To do: Show, from the records below, all lines that contain the word "Search".

*** Records for this task Section Begins ***

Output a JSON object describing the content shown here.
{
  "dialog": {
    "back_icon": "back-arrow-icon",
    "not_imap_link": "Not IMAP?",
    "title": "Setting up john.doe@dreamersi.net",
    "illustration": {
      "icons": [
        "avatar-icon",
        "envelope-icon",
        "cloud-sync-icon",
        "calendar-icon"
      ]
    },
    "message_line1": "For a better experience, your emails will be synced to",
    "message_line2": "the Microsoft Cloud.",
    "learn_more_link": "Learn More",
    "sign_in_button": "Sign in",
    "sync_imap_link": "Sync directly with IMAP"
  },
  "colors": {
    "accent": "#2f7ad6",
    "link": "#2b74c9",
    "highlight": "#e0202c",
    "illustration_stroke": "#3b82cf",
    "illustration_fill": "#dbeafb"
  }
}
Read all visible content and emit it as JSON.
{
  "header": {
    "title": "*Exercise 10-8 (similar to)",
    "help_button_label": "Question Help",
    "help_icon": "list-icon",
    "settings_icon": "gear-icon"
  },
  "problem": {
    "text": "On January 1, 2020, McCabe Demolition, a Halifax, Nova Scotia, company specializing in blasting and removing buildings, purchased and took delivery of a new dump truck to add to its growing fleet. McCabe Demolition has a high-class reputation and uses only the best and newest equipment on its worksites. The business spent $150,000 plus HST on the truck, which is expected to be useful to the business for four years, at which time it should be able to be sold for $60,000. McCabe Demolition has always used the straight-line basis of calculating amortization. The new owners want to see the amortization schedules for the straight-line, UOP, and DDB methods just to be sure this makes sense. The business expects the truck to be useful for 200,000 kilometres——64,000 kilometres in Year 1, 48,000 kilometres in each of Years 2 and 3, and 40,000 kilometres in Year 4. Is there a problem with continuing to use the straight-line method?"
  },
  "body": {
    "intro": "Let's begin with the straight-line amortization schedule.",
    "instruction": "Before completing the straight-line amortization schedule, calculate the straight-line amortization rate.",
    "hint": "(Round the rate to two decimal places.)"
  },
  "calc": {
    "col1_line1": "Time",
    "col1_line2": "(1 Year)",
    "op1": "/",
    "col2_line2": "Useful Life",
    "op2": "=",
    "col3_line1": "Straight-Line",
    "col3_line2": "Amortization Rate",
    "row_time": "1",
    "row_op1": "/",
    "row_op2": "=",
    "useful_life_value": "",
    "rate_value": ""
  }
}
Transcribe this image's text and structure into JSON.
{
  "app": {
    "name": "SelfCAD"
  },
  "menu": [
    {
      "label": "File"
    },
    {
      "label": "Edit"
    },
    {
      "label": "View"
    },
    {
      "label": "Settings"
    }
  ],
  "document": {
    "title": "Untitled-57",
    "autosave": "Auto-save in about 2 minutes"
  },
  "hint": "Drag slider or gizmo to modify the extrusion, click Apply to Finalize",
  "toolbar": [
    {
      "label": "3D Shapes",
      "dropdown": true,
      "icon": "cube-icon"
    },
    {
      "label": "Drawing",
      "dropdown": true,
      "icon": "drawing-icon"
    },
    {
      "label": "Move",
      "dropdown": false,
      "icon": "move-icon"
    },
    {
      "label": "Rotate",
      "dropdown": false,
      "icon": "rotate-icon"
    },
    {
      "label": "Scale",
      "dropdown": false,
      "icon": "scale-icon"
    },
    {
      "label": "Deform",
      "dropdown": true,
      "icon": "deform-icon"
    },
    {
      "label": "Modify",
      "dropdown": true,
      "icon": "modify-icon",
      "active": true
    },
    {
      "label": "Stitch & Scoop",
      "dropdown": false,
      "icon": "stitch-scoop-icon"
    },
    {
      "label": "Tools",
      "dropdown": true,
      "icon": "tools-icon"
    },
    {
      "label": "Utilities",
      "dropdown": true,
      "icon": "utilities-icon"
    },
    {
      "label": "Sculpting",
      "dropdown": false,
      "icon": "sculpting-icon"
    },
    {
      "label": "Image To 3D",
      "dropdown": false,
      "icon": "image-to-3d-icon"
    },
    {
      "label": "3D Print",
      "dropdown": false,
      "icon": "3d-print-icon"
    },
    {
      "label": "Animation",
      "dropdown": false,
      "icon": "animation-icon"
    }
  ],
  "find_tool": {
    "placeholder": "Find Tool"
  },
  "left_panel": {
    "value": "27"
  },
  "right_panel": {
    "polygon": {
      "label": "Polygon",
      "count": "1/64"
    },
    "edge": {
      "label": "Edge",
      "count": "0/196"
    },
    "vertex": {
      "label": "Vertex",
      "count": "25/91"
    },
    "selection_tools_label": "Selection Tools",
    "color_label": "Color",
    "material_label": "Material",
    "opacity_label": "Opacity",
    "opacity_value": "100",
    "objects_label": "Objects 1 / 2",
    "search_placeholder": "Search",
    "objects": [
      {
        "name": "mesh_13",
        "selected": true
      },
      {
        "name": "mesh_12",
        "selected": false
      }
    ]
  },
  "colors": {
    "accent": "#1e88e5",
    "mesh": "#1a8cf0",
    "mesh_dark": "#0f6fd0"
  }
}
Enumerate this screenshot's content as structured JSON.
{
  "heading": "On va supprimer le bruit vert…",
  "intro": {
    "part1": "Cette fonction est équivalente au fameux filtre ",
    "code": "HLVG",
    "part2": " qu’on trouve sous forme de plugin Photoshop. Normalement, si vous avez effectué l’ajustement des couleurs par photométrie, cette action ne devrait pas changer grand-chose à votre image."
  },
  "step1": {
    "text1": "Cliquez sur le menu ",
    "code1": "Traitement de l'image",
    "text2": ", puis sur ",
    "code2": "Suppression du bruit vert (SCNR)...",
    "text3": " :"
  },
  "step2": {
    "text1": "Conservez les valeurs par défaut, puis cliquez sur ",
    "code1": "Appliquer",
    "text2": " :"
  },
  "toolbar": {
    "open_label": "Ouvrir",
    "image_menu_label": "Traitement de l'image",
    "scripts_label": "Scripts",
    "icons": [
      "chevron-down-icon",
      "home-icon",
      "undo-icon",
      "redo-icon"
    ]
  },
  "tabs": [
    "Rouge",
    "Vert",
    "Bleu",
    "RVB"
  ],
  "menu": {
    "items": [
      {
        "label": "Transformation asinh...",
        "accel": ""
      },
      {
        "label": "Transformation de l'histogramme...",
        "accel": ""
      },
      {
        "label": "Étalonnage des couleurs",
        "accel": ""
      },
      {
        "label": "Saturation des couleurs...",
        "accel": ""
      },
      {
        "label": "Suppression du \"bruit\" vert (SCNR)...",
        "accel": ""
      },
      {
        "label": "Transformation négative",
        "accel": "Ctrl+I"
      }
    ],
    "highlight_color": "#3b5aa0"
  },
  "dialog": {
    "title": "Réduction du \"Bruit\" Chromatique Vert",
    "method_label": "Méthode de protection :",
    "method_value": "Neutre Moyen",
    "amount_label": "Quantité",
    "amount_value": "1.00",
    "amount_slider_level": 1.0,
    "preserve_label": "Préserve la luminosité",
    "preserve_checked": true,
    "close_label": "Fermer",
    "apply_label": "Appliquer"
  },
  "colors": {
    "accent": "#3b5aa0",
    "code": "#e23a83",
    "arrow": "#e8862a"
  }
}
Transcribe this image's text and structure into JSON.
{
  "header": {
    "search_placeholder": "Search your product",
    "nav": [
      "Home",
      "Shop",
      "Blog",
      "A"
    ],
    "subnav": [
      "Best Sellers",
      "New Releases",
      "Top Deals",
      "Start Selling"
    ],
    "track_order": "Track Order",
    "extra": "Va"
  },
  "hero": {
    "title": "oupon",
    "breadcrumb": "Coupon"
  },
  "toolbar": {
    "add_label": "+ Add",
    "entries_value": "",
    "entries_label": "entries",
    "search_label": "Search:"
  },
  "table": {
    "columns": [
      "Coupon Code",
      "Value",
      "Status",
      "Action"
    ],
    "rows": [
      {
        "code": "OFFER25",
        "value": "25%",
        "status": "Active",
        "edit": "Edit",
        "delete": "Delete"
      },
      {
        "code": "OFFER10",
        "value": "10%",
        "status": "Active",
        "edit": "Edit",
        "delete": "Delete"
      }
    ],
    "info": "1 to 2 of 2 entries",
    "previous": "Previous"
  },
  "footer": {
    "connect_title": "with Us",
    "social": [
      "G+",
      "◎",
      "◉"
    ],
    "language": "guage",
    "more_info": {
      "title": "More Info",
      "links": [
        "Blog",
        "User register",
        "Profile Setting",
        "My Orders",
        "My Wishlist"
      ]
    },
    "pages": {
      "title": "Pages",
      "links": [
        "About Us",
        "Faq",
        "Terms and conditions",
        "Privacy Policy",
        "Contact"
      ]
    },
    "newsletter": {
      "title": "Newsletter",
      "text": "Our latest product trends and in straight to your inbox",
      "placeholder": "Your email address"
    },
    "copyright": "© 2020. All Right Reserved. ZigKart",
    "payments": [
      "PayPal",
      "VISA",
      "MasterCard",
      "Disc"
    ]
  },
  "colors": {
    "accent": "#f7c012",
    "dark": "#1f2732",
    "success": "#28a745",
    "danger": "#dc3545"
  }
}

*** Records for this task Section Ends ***

Solved problem:
    "search_placeholder": "Search",
    "search_placeholder": "Search your product",
    "search_label": "Search:"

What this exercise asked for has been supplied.